The latest and greatest thing in TVs are new models with 8K resolution. That’s 7680x4320 pixels or four times as many pixels as a 4K TV and 16 times as many as a 1080p TV. Do these new 8K TVs offer a differentiated experience? Can you see the difference?
If simple visual acuity does not full describe our ability to “see” resolution, what are the mechanisms? There appear to be two other factors at play: Vernier acuity and the brain. Vernier or hyperacuity refers to the ability to discern slight misalignments between lines – an ability that is not possible according to simple acuity descriptions of human vision. Hyperacuity means we can perceive fine details even at fairly long viewing distances.
A classic way to prove this is to show to two line-pairs. One pair has two black lines on a light background with the two lines perfectly parallel. The second pair can be misaligned by just a single pixel and many people can see this – even at some distance away. Because modern displays are pixelated, a line that is not parallel will have stair-stepping. While our normal visual acuity may not see this, our Vernier acuity can. As a result, if 4K and 8K images are displayed on 4K and 8K displays of the same size and viewed at the same distance – all other factors being equal - the 8K image will look sharper or crisper vs. a 4K image even when viewed at 8-10 feet. That’s because the spacing of the pixels on the 8K TV is half that on the 4K TV so there will be reduced stair-stepping – i.e. the 8K display will create a smoother line compared to the 4K display in this example.

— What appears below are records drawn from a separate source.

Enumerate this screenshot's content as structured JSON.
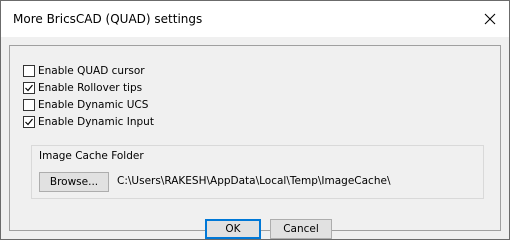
{
  "window": {
    "title": "More BricsCAD (QUAD) settings"
  },
  "options": [
    {
      "label": "Enable QUAD cursor",
      "checked": false
    },
    {
      "label": "Enable Rollover tips",
      "checked": true
    },
    {
      "label": "Enable Dynamic UCS",
      "checked": false
    },
    {
      "label": "Enable Dynamic Input",
      "checked": true
    }
  ],
  "image_cache": {
    "group_label": "Image Cache Folder",
    "browse_label": "Browse...",
    "path": "C:\\Users\\RAKESH\\AppData\\Local\\Temp\\ImageCache\\"
  },
  "footer": {
    "ok_label": "OK",
    "cancel_label": "Cancel"
  },
  "icons": {
    "close": "close-icon",
    "check": "checkmark-icon"
  },
  "colors": {
    "title_bg": "#ffffff",
    "dialog_bg": "#f0f0f0",
    "focus_border": "#0078d7"
  }
}
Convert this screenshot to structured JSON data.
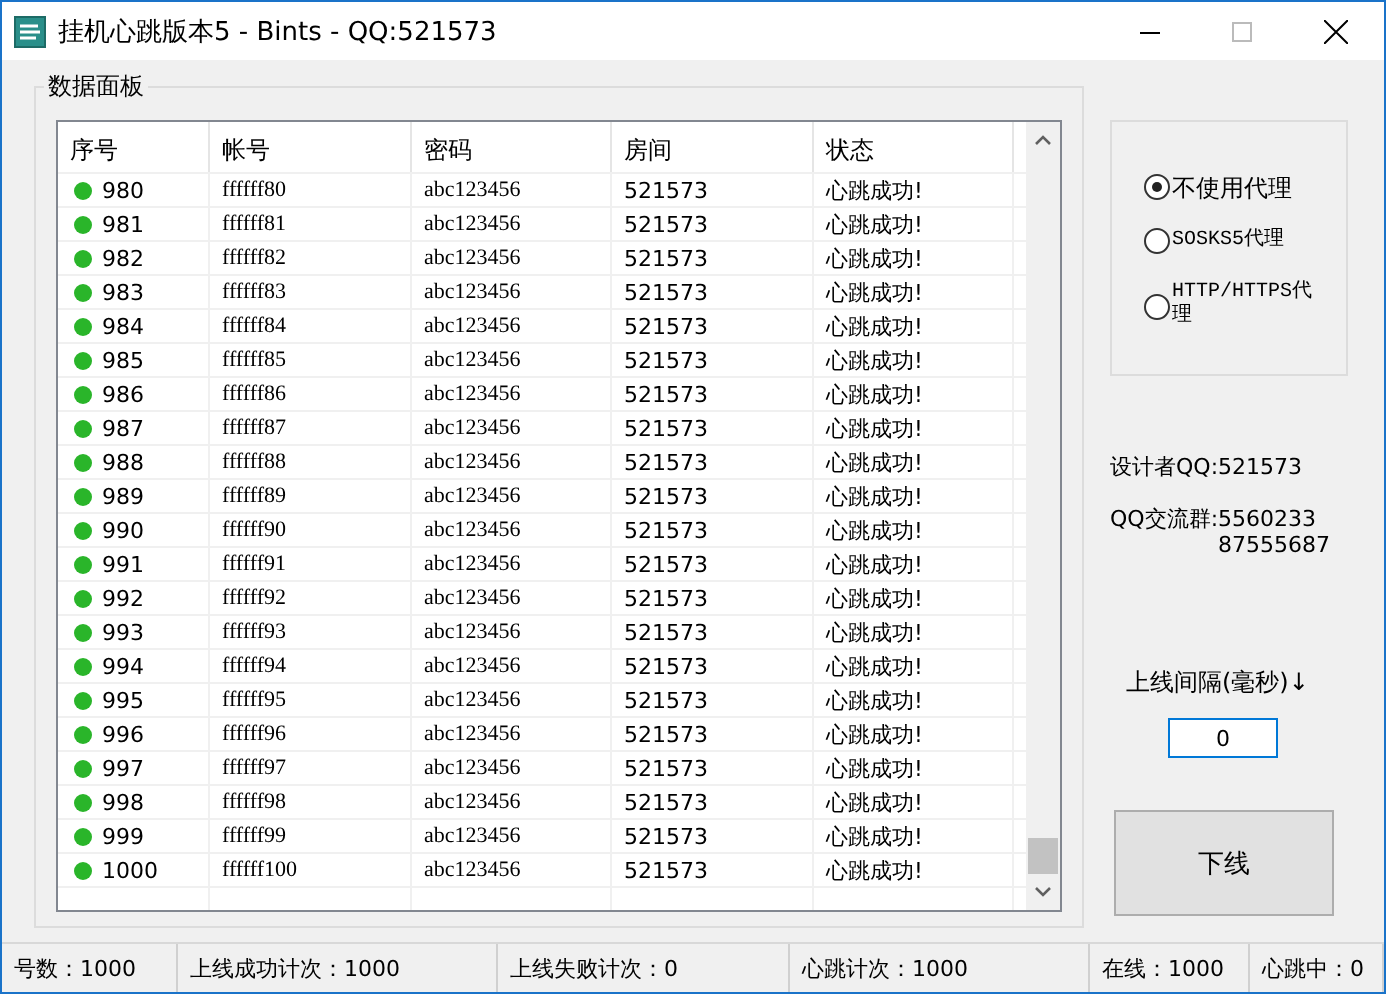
{
  "window": {
    "title": "挂机心跳版本5 - Bints - QQ:521573"
  },
  "panel": {
    "title": "数据面板"
  },
  "table": {
    "columns": [
      "序号",
      "帐号",
      "密码",
      "房间",
      "状态"
    ],
    "rows": [
      [
        "980",
        "ffffff80",
        "abc123456",
        "521573",
        "心跳成功!"
      ],
      [
        "981",
        "ffffff81",
        "abc123456",
        "521573",
        "心跳成功!"
      ],
      [
        "982",
        "ffffff82",
        "abc123456",
        "521573",
        "心跳成功!"
      ],
      [
        "983",
        "ffffff83",
        "abc123456",
        "521573",
        "心跳成功!"
      ],
      [
        "984",
        "ffffff84",
        "abc123456",
        "521573",
        "心跳成功!"
      ],
      [
        "985",
        "ffffff85",
        "abc123456",
        "521573",
        "心跳成功!"
      ],
      [
        "986",
        "ffffff86",
        "abc123456",
        "521573",
        "心跳成功!"
      ],
      [
        "987",
        "ffffff87",
        "abc123456",
        "521573",
        "心跳成功!"
      ],
      [
        "988",
        "ffffff88",
        "abc123456",
        "521573",
        "心跳成功!"
      ],
      [
        "989",
        "ffffff89",
        "abc123456",
        "521573",
        "心跳成功!"
      ],
      [
        "990",
        "ffffff90",
        "abc123456",
        "521573",
        "心跳成功!"
      ],
      [
        "991",
        "ffffff91",
        "abc123456",
        "521573",
        "心跳成功!"
      ],
      [
        "992",
        "ffffff92",
        "abc123456",
        "521573",
        "心跳成功!"
      ],
      [
        "993",
        "ffffff93",
        "abc123456",
        "521573",
        "心跳成功!"
      ],
      [
        "994",
        "ffffff94",
        "abc123456",
        "521573",
        "心跳成功!"
      ],
      [
        "995",
        "ffffff95",
        "abc123456",
        "521573",
        "心跳成功!"
      ],
      [
        "996",
        "ffffff96",
        "abc123456",
        "521573",
        "心跳成功!"
      ],
      [
        "997",
        "ffffff97",
        "abc123456",
        "521573",
        "心跳成功!"
      ],
      [
        "998",
        "ffffff98",
        "abc123456",
        "521573",
        "心跳成功!"
      ],
      [
        "999",
        "ffffff99",
        "abc123456",
        "521573",
        "心跳成功!"
      ],
      [
        "1000",
        "ffffff100",
        "abc123456",
        "521573",
        "心跳成功!"
      ]
    ]
  },
  "proxy": [
    {
      "label": "不使用代理",
      "selected": true
    },
    {
      "label": "SOSKS5代理",
      "selected": false
    },
    {
      "label": "HTTP/HTTPS代理",
      "selected": false
    }
  ],
  "designer": "设计者QQ:521573",
  "group": {
    "label": "QQ交流群:",
    "numbers": [
      "5560233",
      "87555687"
    ]
  },
  "interval": {
    "label": "上线间隔(毫秒)↓",
    "value": "0"
  },
  "offline_button": "下线",
  "status_bar": [
    "号数：1000",
    "上线成功计次：1000",
    "上线失败计次：0",
    "心跳计次：1000",
    "在线：1000",
    "心跳中：0"
  ]
}
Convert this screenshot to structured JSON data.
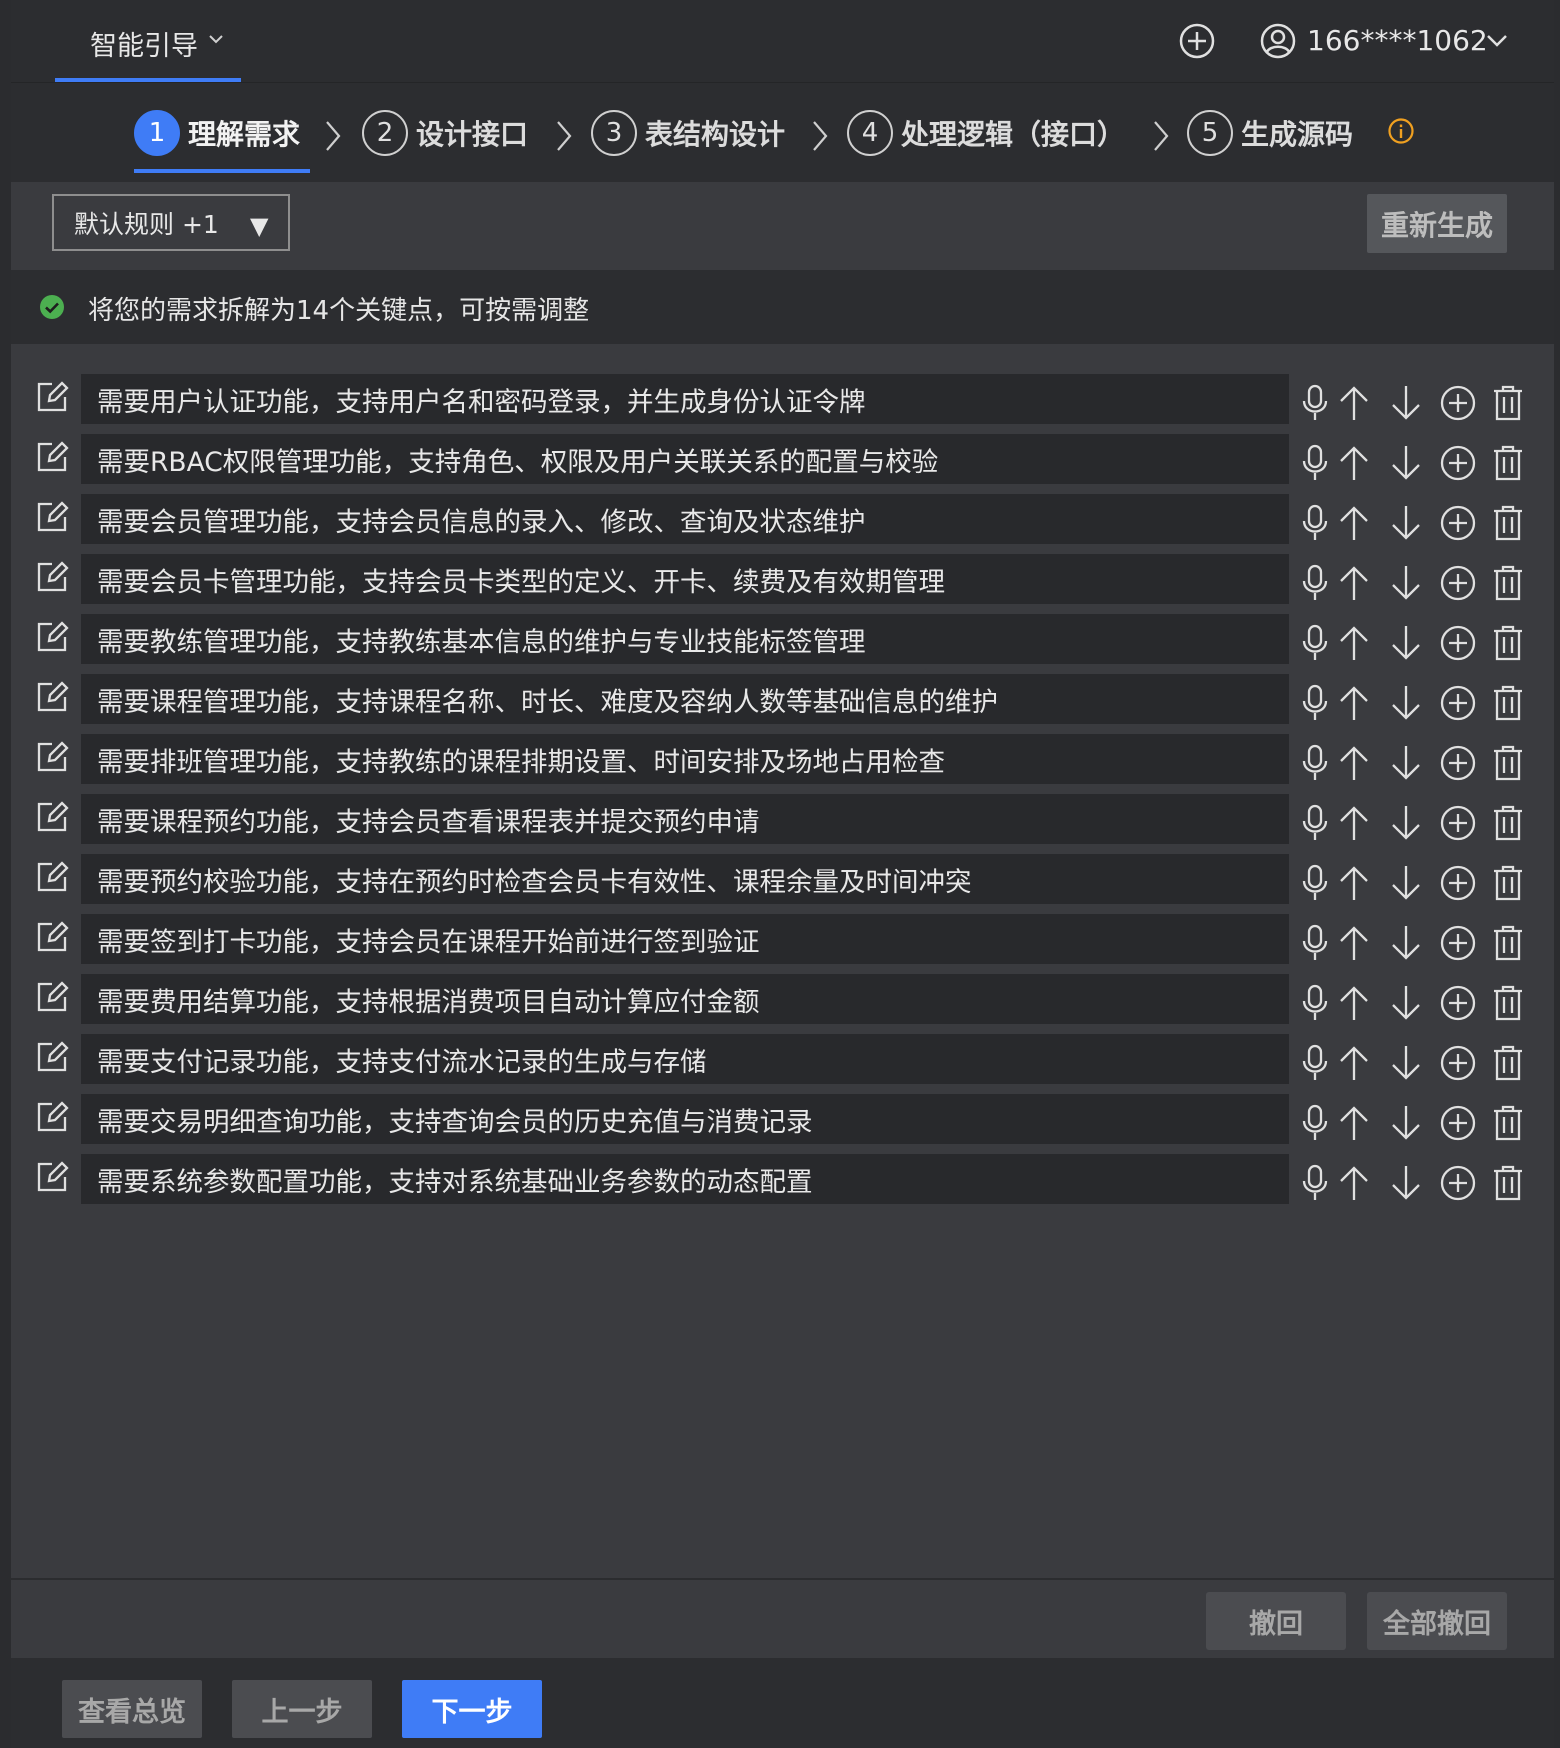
{
  "header": {
    "app_tab": "智能引导",
    "user": "166****1062"
  },
  "steps": [
    {
      "num": "1",
      "label": "理解需求"
    },
    {
      "num": "2",
      "label": "设计接口"
    },
    {
      "num": "3",
      "label": "表结构设计"
    },
    {
      "num": "4",
      "label": "处理逻辑（接口）"
    },
    {
      "num": "5",
      "label": "生成源码"
    }
  ],
  "toolbar": {
    "rule_select": "默认规则 +1",
    "rule_arrow": "▼",
    "regenerate": "重新生成"
  },
  "status": {
    "text": "将您的需求拆解为14个关键点，可按需调整",
    "color": "#4caf50"
  },
  "requirements": [
    "需要用户认证功能，支持用户名和密码登录，并生成身份认证令牌",
    "需要RBAC权限管理功能，支持角色、权限及用户关联关系的配置与校验",
    "需要会员管理功能，支持会员信息的录入、修改、查询及状态维护",
    "需要会员卡管理功能，支持会员卡类型的定义、开卡、续费及有效期管理",
    "需要教练管理功能，支持教练基本信息的维护与专业技能标签管理",
    "需要课程管理功能，支持课程名称、时长、难度及容纳人数等基础信息的维护",
    "需要排班管理功能，支持教练的课程排期设置、时间安排及场地占用检查",
    "需要课程预约功能，支持会员查看课程表并提交预约申请",
    "需要预约校验功能，支持在预约时检查会员卡有效性、课程余量及时间冲突",
    "需要签到打卡功能，支持会员在课程开始前进行签到验证",
    "需要费用结算功能，支持根据消费项目自动计算应付金额",
    "需要支付记录功能，支持支付流水记录的生成与存储",
    "需要交易明细查询功能，支持查询会员的历史充值与消费记录",
    "需要系统参数配置功能，支持对系统基础业务参数的动态配置"
  ],
  "row_actions": [
    "microphone-icon",
    "arrow-up-icon",
    "arrow-down-icon",
    "add-circle-icon",
    "trash-icon"
  ],
  "undo": {
    "undo": "撤回",
    "undo_all": "全部撤回"
  },
  "footer": {
    "overview": "查看总览",
    "prev": "上一步",
    "next": "下一步"
  },
  "colors": {
    "accent": "#3f7cf6",
    "info": "#f0a020"
  }
}
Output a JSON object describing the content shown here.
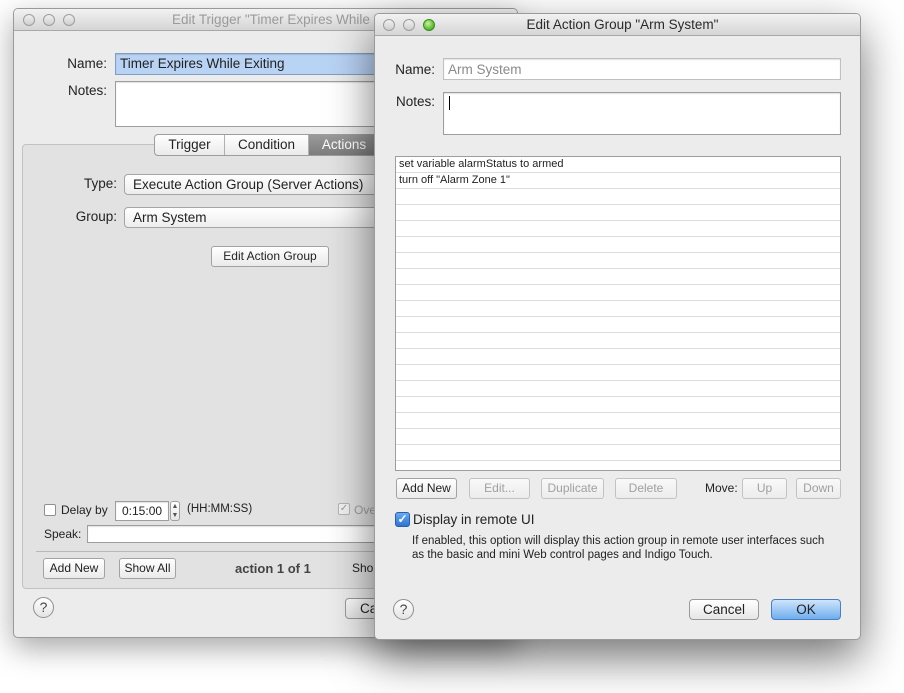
{
  "back_window": {
    "title": "Edit Trigger \"Timer Expires While Exiting\"",
    "name_label": "Name:",
    "name_value": "Timer Expires While Exiting",
    "notes_label": "Notes:",
    "tabs": [
      "Trigger",
      "Condition",
      "Actions"
    ],
    "type_label": "Type:",
    "type_value": "Execute Action Group (Server Actions)",
    "group_label": "Group:",
    "group_value": "Arm System",
    "edit_action_group_button": "Edit Action Group",
    "delay_label": "Delay by",
    "delay_value": "0:15:00",
    "delay_format": "(HH:MM:SS)",
    "override_label": "Ove",
    "speak_label": "Speak:",
    "add_new_button": "Add New",
    "show_all_button": "Show All",
    "action_counter": "action 1 of 1",
    "show_label": "Sho",
    "cancel_button_partial": "Ca",
    "help_glyph": "?"
  },
  "front_window": {
    "title": "Edit Action Group \"Arm System\"",
    "name_label": "Name:",
    "name_value": "Arm System",
    "notes_label": "Notes:",
    "action_list": [
      "set variable alarmStatus to armed",
      "turn off \"Alarm Zone 1\""
    ],
    "add_new_button": "Add New",
    "edit_button": "Edit...",
    "duplicate_button": "Duplicate",
    "delete_button": "Delete",
    "move_label": "Move:",
    "up_button": "Up",
    "down_button": "Down",
    "display_remote_label": "Display in remote UI",
    "display_remote_checked": true,
    "display_remote_help": "If enabled, this option will display this action group in remote user interfaces such as the basic and mini Web control pages and Indigo Touch.",
    "cancel_button": "Cancel",
    "ok_button": "OK",
    "help_glyph": "?"
  },
  "colors": {
    "window_bg": "#ececec",
    "default_button": "#8bbcf0",
    "checkbox_checked": "#3b82d8"
  }
}
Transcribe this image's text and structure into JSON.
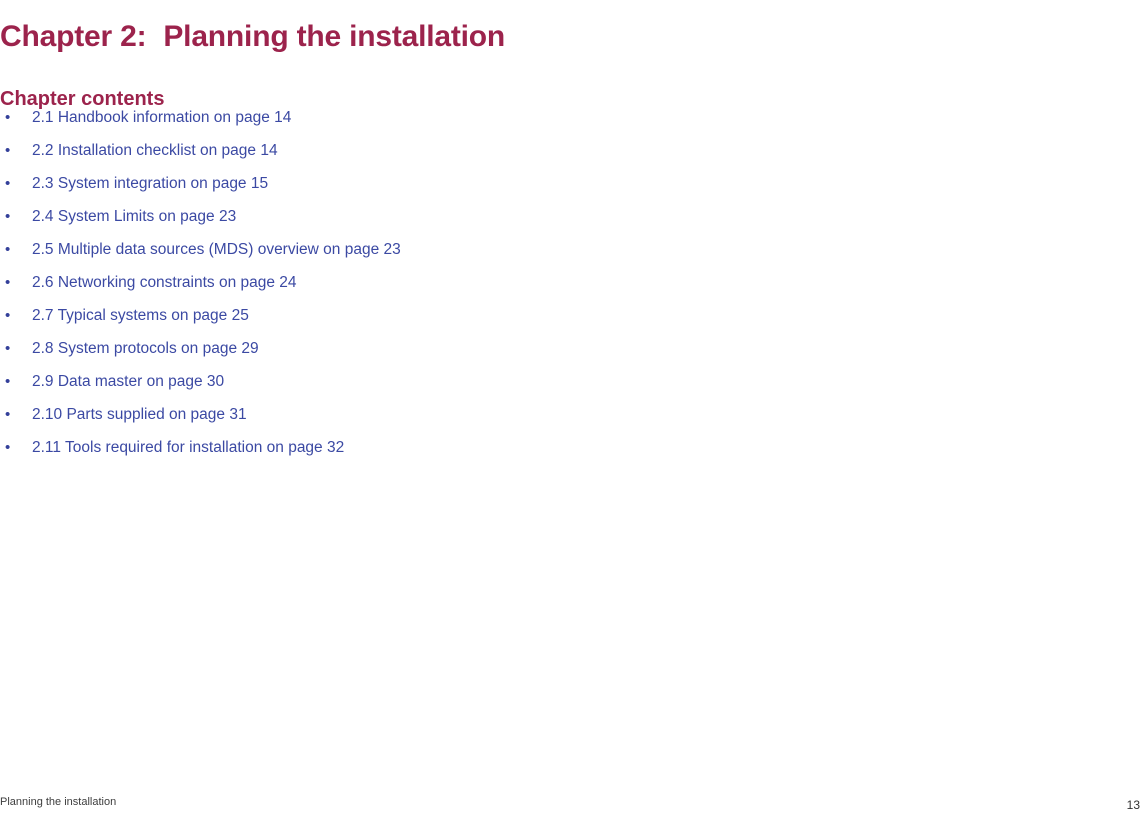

It would also appear that the brain does processing on the data sent from the eyes. In the above example, the reduced stair-stepping is reinforced in the brain to create a more analog-like image and hence an increase in the “realness” of the image. Given a high-resolution input to the eyes, the brain does a good job of filling in any missing details (and must work less hard compared to lower resolution inputs). This processing also creates an increased sense of depth.